"We have a historic opportunity to break the stranglehold that the special interests, like the NRA, have had over legislative consideration of gun safety," Blumenthal on "The Lead" Monday. "And I believe that we can and will break that stranglehold because the NRA has lost a lot of its credibility."
But the NRA has gained at least a half million members since the Sandy Hook, Newtown shooting.
"And many of those members now support, for example, background checks. The polls show that many NRA members and responsible law-abiding gun owners actually support background checks to keep guns out of the hands of criminal and others who are dangerous," said Blumenthal.
For our full interview with the Connecticut senator, watch The Lead on CNN at 4pm ET Monday.
President Obama has defeated many a tough political opponent, but when it came to this year's March Madness picks, he proved himself no match for Cinderella.
In round one, the president learned an important political lesson: never ignore Florida. Florida Gulf Coast University's astounding run, starting with a win over Georgetown, were early-turning upsets that left Obama's bracket, at that point, in the 30th percentile. The president wasn't just getting beat by most of the country, he was getting beat by his Oval Office mini-me: Kid President.

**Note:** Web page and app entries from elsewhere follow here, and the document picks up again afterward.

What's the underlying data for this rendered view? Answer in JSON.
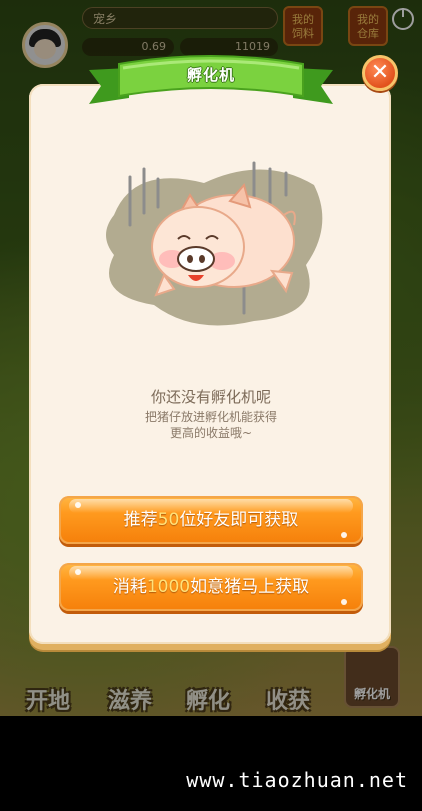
{
  "hud": {
    "name": "宠乡",
    "stat_1": "0.69",
    "stat_2": "11019",
    "button_1": "我的\n饲料",
    "button_2": "我的\n仓库"
  },
  "dialog": {
    "title": "孵化机",
    "close_icon": "close-x-icon",
    "message": "你还没有孵化机呢",
    "sub_line_1": "把猪仔放进孵化机能获得",
    "sub_line_2": "更高的收益哦~",
    "button_1": {
      "prefix": "推荐",
      "highlight": "50",
      "suffix": "位好友即可获取"
    },
    "button_2": {
      "prefix": "消耗",
      "highlight": "1000",
      "suffix": "如意猪马上获取"
    }
  },
  "bottom_bar": {
    "items": [
      "开地",
      "滋养",
      "孵化",
      "收获"
    ],
    "incubator_label": "孵化机"
  },
  "footer": {
    "watermark": "www.tiaozhuan.net"
  },
  "colors": {
    "accent_orange": "#f57f0a",
    "highlight_yellow": "#ffe27a",
    "ribbon_green": "#6cc33a",
    "close_red": "#e2521d",
    "panel_cream": "#fbf2e6"
  }
}
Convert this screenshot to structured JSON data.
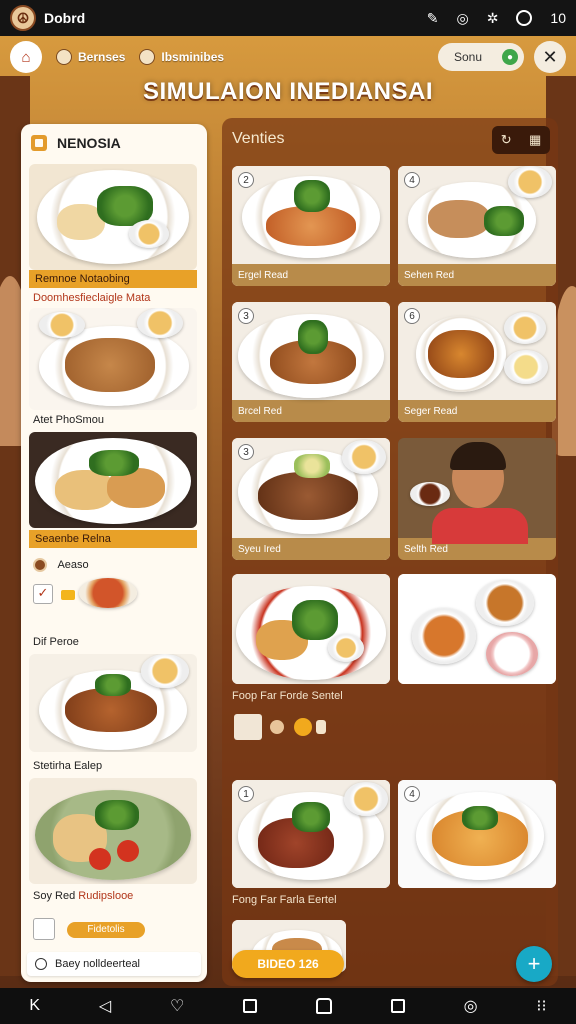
{
  "status_bar": {
    "app_name": "Dobrd",
    "right_text": "10",
    "icons": [
      "pen-icon",
      "target-icon",
      "settings-icon",
      "circle-icon"
    ]
  },
  "header": {
    "chip1_label": "Bernses",
    "chip2_label": "Ibsminibes",
    "search_label": "Sonu",
    "title": "SIMULAION INEDIANSAI"
  },
  "left_panel": {
    "title": "NENOSIA",
    "items": [
      {
        "label": "Remnoe Notaobing",
        "sub": "Doomhesfieclaigle Mata"
      },
      {
        "label": "Atet PhoSmou"
      },
      {
        "label": "Seaenbe Relna"
      },
      {
        "label": "Aeaso"
      },
      {
        "label": "Dif Peroe"
      },
      {
        "label": "Stetirha Ealep"
      },
      {
        "label": "Soy Red",
        "accent": "Rudipslooe"
      }
    ],
    "badge": "Fidetolis",
    "bottom_text": "Baey nolldeerteal"
  },
  "right_panel": {
    "title": "Venties",
    "cards": [
      {
        "num": "2",
        "label": "Ergel Read"
      },
      {
        "num": "4",
        "label": "Sehen Red"
      },
      {
        "num": "3",
        "label": "Brcel Red"
      },
      {
        "num": "6",
        "label": "Seger Read"
      },
      {
        "num": "3",
        "label": "Syeu Ired"
      },
      {
        "num": "",
        "label": "Selth Red"
      },
      {
        "num": "",
        "label": ""
      },
      {
        "num": "",
        "label": ""
      },
      {
        "num": "1",
        "label": ""
      },
      {
        "num": "4",
        "label": ""
      }
    ],
    "mid_text": "Foop Far Forde Sentel",
    "bottom_text": "Fong Far Farla Eertel",
    "order_button": "BIDEO 126"
  },
  "colors": {
    "accent": "#e8a128",
    "fab": "#18a9c6",
    "panel": "#fffaf1"
  }
}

The commander-in-chief took charge in round two, correctly picking all four regional semi-finalists in the east, and three in the Midwest and south. He forecast five out of eight winners in that round.
But the weekend before the final four, the president's bracket officially went bust; only one of President Obama's projected winners made it the final four: Louisville. But Obama tapped Indiana for the title win. The Hoosiers were knocked out by Syracuse in the round of 16.
The Louisville Cardinals face-off against the Michigan Wolverines for the NCAA championship game Monday night.
The Holy Grail of baseball cards, a 1909 T206 Honus Wagner, was auctioned off for $2.1 million on Saturday. We asked you Friday to tell us which baseball card you would pay millions for, and why. Thanks to all tweeps who played, and a shout-out to those who made air: @raymondsmalley tweeted: "I would pay $1 million not for one card, every card of former #Tigers shortstop Alan Trammell. #SoWorthIt," and @southernhusky sent in "1952 Mickey Mantle because it is so valuable. Sell it to pay for my kids' college education."